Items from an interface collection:
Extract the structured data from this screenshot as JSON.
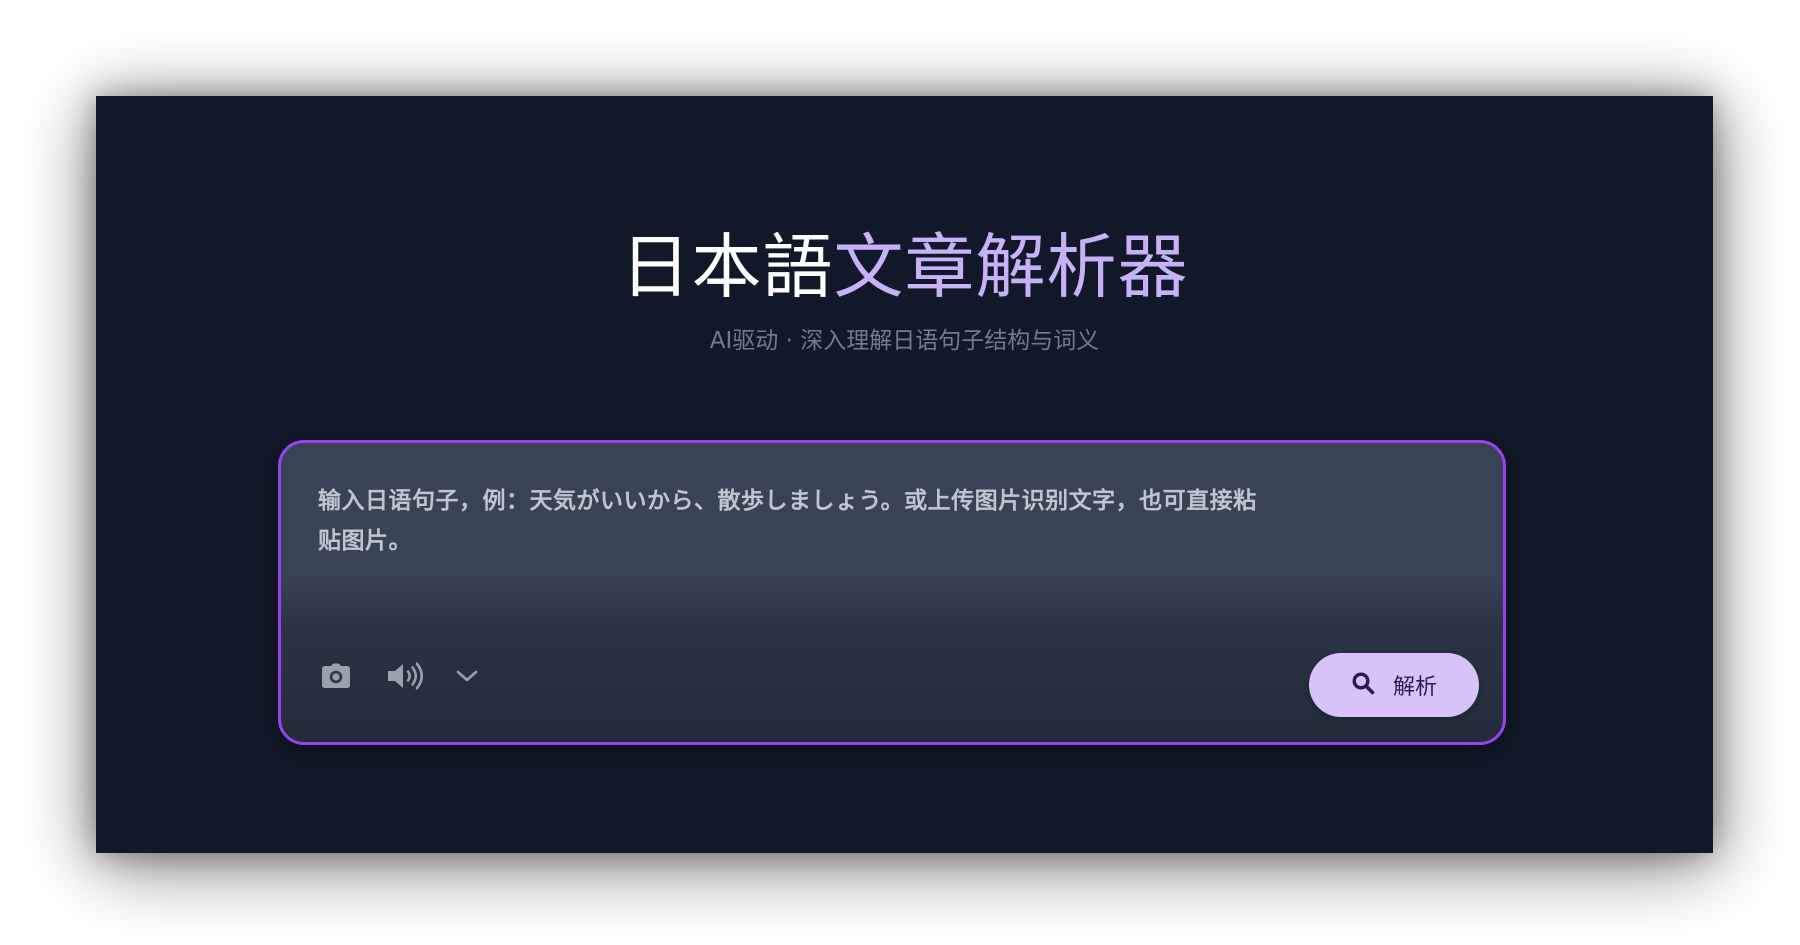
{
  "header": {
    "title_part1": "日本語",
    "title_part2": "文章解析器",
    "subtitle": "AI驱动 · 深入理解日语句子结构与词义"
  },
  "input": {
    "placeholder": "输入日语句子，例：天気がいいから、散歩しましょう。或上传图片识别文字，也可直接粘贴图片。",
    "value": ""
  },
  "toolbar": {
    "camera_icon": "camera-icon",
    "speaker_icon": "speaker-icon",
    "dropdown_icon": "chevron-down-icon"
  },
  "actions": {
    "analyze_label": "解析",
    "analyze_icon": "search-icon"
  },
  "colors": {
    "background": "#121829",
    "title_primary": "#ffffff",
    "title_accent": "#c8b2f7",
    "subtitle": "#727a8b",
    "input_border": "#9b3ff2",
    "input_bg": "#394356",
    "button_bg": "#d7c3f9",
    "button_text": "#2a1c4d",
    "icon": "#9aa1ad"
  }
}
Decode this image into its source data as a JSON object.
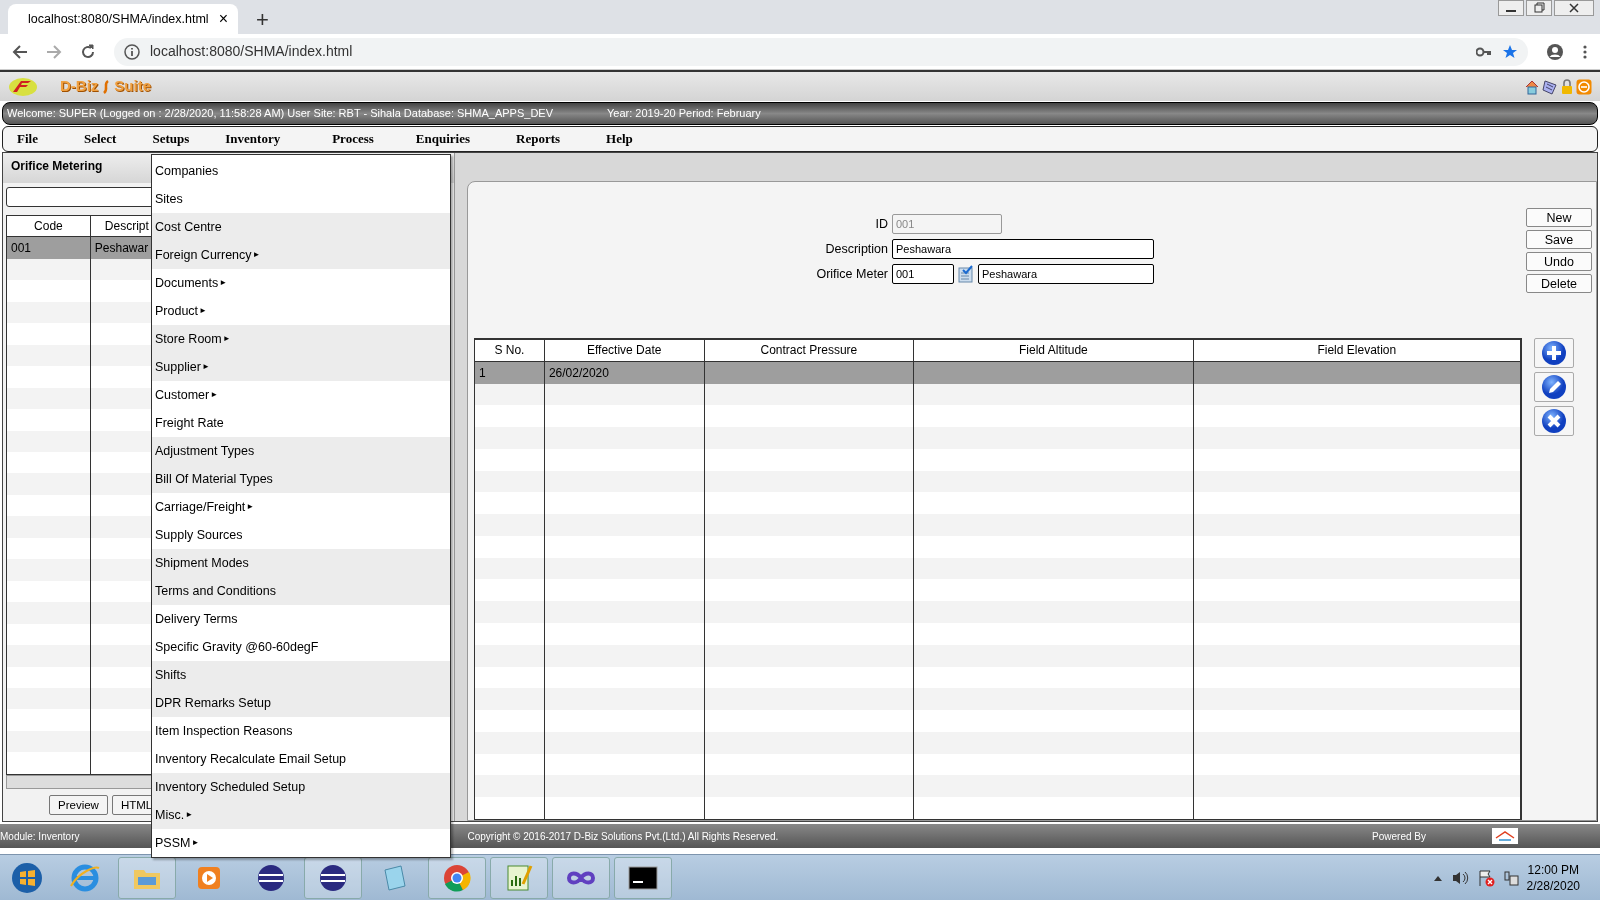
{
  "browser": {
    "tab_title": "localhost:8080/SHMA/index.html",
    "tab_close": "×",
    "new_tab": "+",
    "address": "localhost:8080/SHMA/index.html"
  },
  "app": {
    "logo_text_1": "D-Biz",
    "logo_text_2": "Suite"
  },
  "status": {
    "welcome": "Welcome: SUPER (Logged on : 2/28/2020, 11:58:28 AM) User Site: RBT - Sihala Database: SHMA_APPS_DEV",
    "period": "Year: 2019-20 Period: February"
  },
  "menu": [
    "File",
    "Select",
    "Setups",
    "Inventory",
    "Process",
    "Enquiries",
    "Reports",
    "Help"
  ],
  "setups_menu": [
    {
      "label": "Companies"
    },
    {
      "label": "Sites"
    },
    {
      "label": "Cost Centre"
    },
    {
      "label": "Foreign Currency",
      "arrow": "►"
    },
    {
      "label": "Documents",
      "arrow": "►"
    },
    {
      "label": "Product",
      "arrow": "►"
    },
    {
      "label": "Store Room",
      "arrow": "►"
    },
    {
      "label": "Supplier",
      "arrow": "►"
    },
    {
      "label": "Customer",
      "arrow": "►"
    },
    {
      "label": "Freight Rate"
    },
    {
      "label": "Adjustment Types"
    },
    {
      "label": "Bill Of Material Types"
    },
    {
      "label": "Carriage/Freight",
      "arrow": "►"
    },
    {
      "label": "Supply Sources"
    },
    {
      "label": "Shipment Modes"
    },
    {
      "label": "Terms and Conditions"
    },
    {
      "label": "Delivery Terms"
    },
    {
      "label": "Specific Gravity @60-60degF"
    },
    {
      "label": "Shifts"
    },
    {
      "label": "DPR Remarks Setup"
    },
    {
      "label": "Item Inspection Reasons"
    },
    {
      "label": "Inventory Recalculate Email Setup"
    },
    {
      "label": "Inventory Scheduled Setup"
    },
    {
      "label": "Misc.",
      "arrow": "►"
    },
    {
      "label": "PSSM",
      "arrow": "►"
    }
  ],
  "list_panel": {
    "title": "Orifice Metering",
    "columns": [
      "Code",
      "Descript"
    ],
    "rows": [
      {
        "cells": [
          "001",
          "Peshawar"
        ],
        "selected": true
      }
    ],
    "buttons": [
      "Preview",
      "HTML"
    ]
  },
  "form": {
    "fields": [
      {
        "kind": "text",
        "label": "ID",
        "value": "001",
        "disabled": true
      },
      {
        "kind": "text",
        "label": "Description",
        "value": "Peshawara",
        "disabled": false
      },
      {
        "kind": "lookup",
        "label": "Orifice Meter",
        "value": "001",
        "value_2": "Peshawara",
        "disabled": false
      }
    ],
    "buttons": [
      "New",
      "Save",
      "Undo",
      "Delete"
    ]
  },
  "grid": {
    "columns": [
      "S No.",
      "Effective Date",
      "Contract Pressure",
      "Field Altitude",
      "Field Elevation"
    ],
    "rows": [
      {
        "cells": [
          "1",
          "26/02/2020"
        ],
        "selected": true
      }
    ]
  },
  "footer": {
    "module": "Module: Inventory",
    "copyright": "Copyright © 2016-2017 D-Biz Solutions Pvt.(Ltd.) All Rights Reserved.",
    "powered_by": "Powered By"
  },
  "taskbar": {
    "clock_time": "12:00 PM",
    "clock_date": "2/28/2020"
  }
}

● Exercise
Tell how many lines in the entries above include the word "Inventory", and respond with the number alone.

● Problem solution
4